Stage 3 racing finished earlier in the day with Courtois, Nicole Breault (USA), Anna Östling (SWE) and Juliana Senfft (BRA) advancing, and Allie Blecher (USA) and Clare Costanzo finishing 5th and 6th, respectively in the Women’s division.
Maxime Mesnil (FRA), the Open division leader thus far, advanced with Potts, James Hodgson (AUS) and Henrique Haddad (BRA). Nick Egnot-Johnson (NZ) finished 5th, and defending Nations Cup champion Vladimir Lipavsky, 6th overall.
Courtois leads over Ostling – 2019 World Sailing Nations Cup – photo © Amanda Witherell
Courtois had a rough morning, scoring just one point in five matches, but came back with two solid wins versus Östling. Breault, as the highest ranked competitor in Stage 3, selected Senfft as her competitor for the semifinals and went on to win their first match. In the second, Senfft won the start and carried a slim lead around the course. During the last downwind leg, she luffed Breault, pressuring her off to the south and then smoothly gybed around to slide over the finish, while Breault stalled out on the wrong side of the line. Each finished the day 1-1.
Senfft pressuring Breault’s port side – 2019 World Sailing Nations Cup – photo © Amanda Witherell
Mesnil, as the leader heading into the semis, selected Potts who went on to score two wins against him in very close racing from start to finish. Meanwhile, plenty of sparks flew between Haddad and Hodgson as they battled closely in their first faceoff, with Haddad ultimately scoring four penalties and clearing just two of them. During their second race, Haddad sailed with a cooler head, but during a dial down Hodgson luffed and hit the port side of Haddad’s boat. As a result, Hodgson was penalized on the water. At a subsequent hearing relating to the damage, the committee of three umpires designated the damage as level B, carrying a negative penalty of three-quarters of a race win.
Hodgson and Haddad racked up penalties – 2019 World Sailing Nations Cup – photo © Amanda Witherell
“It shows we’re both going pretty hard,” said Hodgson, who hopes to be more disciplined tomorrow. “We had a nice handshake on the dock, which goes to show the level of competition at this event. We’ve never had to work so hard for every win.”
David Campbell-James, PRO and World Sailing Technical Director, said, “Today was really good racing in great conditions.”
“The intensity of racing increased throughout the day, as did the conditions,” said Michael O’Connor, Nations Cup Working Party Chair in World Sailing. Citing the 18-20 knot westerly and flooding tide, he added. “It was hard, tough conditions, forcing the very best from the sailors and teams.
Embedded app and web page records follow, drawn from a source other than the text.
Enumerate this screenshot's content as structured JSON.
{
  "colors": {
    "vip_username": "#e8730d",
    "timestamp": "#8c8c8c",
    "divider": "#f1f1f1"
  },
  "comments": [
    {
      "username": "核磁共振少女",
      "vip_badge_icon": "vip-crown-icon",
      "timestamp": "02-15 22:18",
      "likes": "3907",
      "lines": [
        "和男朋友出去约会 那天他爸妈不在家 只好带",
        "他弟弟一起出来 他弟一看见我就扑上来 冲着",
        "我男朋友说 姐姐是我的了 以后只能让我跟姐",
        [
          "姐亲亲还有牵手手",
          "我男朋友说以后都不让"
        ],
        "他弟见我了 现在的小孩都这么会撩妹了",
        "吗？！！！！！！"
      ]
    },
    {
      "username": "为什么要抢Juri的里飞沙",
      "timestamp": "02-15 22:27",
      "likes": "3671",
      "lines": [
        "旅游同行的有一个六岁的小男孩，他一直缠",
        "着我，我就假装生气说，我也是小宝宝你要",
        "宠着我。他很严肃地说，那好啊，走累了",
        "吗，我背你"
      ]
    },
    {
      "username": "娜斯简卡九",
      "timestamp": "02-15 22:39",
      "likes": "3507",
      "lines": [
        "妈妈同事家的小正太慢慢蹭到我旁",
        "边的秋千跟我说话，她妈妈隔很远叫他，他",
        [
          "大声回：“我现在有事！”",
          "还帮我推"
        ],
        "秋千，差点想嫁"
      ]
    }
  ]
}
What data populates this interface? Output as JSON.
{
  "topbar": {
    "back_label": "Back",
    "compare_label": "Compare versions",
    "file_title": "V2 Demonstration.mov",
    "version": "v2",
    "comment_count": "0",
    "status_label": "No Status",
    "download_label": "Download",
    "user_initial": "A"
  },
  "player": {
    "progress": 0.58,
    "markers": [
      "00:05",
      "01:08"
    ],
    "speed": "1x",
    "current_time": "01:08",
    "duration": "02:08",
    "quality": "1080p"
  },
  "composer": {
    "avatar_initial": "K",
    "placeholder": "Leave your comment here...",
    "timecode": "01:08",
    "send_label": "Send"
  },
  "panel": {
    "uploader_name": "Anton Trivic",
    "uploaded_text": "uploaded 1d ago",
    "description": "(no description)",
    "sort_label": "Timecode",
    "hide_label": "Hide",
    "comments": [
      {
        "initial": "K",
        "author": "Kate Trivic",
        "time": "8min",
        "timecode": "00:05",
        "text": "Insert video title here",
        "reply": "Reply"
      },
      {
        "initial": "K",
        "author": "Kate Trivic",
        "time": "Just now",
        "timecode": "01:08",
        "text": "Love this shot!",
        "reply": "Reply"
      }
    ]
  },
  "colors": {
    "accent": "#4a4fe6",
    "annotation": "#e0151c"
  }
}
Very close racing on the edge as the semifinals commenced.”
Semifinals continue tomorrow with racing commencing at 10:00PST; the first with three wins will advance to the finals, with a petit-final raced for third and fourth place.
by Amanda Witherell